*** Opening of RECORDS TO USE ***

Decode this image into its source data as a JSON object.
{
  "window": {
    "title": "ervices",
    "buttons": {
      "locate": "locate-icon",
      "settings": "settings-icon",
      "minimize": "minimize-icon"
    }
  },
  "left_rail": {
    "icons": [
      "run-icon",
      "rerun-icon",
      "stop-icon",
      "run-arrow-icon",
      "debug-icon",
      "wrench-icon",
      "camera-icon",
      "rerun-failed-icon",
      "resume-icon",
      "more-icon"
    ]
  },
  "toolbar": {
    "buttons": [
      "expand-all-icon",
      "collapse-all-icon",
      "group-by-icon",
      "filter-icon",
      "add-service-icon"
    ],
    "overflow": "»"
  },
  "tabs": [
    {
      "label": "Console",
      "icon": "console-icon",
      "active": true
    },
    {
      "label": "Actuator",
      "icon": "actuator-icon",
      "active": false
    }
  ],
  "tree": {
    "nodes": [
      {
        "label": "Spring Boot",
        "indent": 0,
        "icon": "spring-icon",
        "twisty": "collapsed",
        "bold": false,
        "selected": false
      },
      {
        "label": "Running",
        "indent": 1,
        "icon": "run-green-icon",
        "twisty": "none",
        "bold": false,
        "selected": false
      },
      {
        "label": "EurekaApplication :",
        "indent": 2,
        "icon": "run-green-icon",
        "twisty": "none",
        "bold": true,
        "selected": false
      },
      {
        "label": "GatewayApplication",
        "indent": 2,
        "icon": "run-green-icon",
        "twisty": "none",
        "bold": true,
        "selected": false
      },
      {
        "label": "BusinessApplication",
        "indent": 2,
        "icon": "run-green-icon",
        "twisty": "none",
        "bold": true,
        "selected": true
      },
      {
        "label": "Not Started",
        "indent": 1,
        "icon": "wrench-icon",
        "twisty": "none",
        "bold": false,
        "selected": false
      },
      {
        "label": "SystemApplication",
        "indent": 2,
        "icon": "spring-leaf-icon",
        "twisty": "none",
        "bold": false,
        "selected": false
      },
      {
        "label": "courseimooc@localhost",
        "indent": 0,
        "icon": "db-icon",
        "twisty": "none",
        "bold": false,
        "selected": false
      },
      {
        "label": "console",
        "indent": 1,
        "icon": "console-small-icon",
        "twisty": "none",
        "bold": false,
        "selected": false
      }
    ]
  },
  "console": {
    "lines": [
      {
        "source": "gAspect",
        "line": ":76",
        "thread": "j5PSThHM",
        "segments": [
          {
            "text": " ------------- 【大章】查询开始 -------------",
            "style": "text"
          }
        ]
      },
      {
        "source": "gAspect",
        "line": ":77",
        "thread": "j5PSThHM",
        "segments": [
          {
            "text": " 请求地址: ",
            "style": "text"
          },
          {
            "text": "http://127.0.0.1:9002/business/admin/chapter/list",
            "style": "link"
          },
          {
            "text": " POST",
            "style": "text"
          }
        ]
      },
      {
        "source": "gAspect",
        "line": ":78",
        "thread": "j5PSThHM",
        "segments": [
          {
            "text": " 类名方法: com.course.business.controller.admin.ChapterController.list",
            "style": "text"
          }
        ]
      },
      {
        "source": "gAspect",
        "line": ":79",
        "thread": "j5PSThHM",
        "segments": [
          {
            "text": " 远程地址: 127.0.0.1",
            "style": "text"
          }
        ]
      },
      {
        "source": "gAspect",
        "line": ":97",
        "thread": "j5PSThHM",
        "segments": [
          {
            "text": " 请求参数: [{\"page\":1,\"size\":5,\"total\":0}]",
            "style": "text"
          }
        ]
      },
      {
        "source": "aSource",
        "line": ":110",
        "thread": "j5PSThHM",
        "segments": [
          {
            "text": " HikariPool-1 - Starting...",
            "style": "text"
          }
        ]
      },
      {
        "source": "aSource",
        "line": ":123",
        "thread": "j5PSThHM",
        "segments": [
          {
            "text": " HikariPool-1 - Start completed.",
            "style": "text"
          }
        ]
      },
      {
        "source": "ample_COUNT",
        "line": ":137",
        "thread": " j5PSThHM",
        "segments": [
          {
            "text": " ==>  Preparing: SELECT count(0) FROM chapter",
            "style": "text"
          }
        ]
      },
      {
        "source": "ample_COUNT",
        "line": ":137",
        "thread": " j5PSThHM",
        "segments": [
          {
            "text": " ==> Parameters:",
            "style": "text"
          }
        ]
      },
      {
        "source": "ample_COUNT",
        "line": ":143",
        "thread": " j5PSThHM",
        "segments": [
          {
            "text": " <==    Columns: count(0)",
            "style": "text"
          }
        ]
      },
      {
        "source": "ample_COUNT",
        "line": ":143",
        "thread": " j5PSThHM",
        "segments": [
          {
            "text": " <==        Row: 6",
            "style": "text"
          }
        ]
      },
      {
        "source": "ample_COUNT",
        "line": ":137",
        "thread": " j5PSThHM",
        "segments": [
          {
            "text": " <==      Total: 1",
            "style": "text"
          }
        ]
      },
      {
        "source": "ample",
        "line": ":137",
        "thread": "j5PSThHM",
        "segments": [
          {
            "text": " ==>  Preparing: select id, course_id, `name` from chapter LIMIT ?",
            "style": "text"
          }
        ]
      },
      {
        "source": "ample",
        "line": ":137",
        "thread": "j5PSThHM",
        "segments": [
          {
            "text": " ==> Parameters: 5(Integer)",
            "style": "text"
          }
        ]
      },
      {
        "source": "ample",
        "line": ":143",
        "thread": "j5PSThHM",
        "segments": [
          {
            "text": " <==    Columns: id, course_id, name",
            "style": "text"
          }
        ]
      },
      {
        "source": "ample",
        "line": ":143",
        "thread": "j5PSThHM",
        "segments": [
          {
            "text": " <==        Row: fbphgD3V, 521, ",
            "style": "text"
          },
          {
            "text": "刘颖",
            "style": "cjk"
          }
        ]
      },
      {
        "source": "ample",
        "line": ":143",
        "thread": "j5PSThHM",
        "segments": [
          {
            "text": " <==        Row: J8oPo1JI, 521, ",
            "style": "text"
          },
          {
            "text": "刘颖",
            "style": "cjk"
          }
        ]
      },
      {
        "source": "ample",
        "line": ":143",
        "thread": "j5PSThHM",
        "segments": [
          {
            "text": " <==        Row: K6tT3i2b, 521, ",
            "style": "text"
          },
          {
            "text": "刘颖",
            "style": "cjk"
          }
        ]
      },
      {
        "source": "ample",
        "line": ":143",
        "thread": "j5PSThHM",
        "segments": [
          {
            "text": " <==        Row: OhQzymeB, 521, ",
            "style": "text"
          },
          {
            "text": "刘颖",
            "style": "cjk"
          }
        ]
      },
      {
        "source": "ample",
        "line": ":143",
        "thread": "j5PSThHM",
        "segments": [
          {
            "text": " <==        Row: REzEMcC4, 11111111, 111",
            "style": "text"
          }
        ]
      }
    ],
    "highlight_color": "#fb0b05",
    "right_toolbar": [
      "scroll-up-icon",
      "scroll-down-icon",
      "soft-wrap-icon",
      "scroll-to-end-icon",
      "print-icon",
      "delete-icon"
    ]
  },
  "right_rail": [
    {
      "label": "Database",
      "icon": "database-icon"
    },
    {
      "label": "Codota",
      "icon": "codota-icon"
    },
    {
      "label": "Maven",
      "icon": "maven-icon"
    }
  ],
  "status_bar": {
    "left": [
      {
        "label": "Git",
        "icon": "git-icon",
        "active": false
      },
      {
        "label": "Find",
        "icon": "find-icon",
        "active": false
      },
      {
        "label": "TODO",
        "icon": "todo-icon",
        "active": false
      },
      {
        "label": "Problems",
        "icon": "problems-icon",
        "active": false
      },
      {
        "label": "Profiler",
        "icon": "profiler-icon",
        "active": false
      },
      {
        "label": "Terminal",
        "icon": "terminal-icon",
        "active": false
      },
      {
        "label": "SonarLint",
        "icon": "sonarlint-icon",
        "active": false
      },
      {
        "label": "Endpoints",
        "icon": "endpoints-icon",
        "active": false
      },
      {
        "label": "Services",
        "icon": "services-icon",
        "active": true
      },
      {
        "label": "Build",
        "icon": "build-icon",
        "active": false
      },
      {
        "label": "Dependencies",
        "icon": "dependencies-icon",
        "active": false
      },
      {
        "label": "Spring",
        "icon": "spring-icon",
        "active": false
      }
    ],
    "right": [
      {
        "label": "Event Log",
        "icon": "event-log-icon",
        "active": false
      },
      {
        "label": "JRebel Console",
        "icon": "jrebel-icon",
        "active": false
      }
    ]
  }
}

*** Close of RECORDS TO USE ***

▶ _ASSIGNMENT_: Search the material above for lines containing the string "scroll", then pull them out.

▶ _ANSWER BOX_:
      "scroll-up-icon",
      "scroll-down-icon",
      "scroll-to-end-icon",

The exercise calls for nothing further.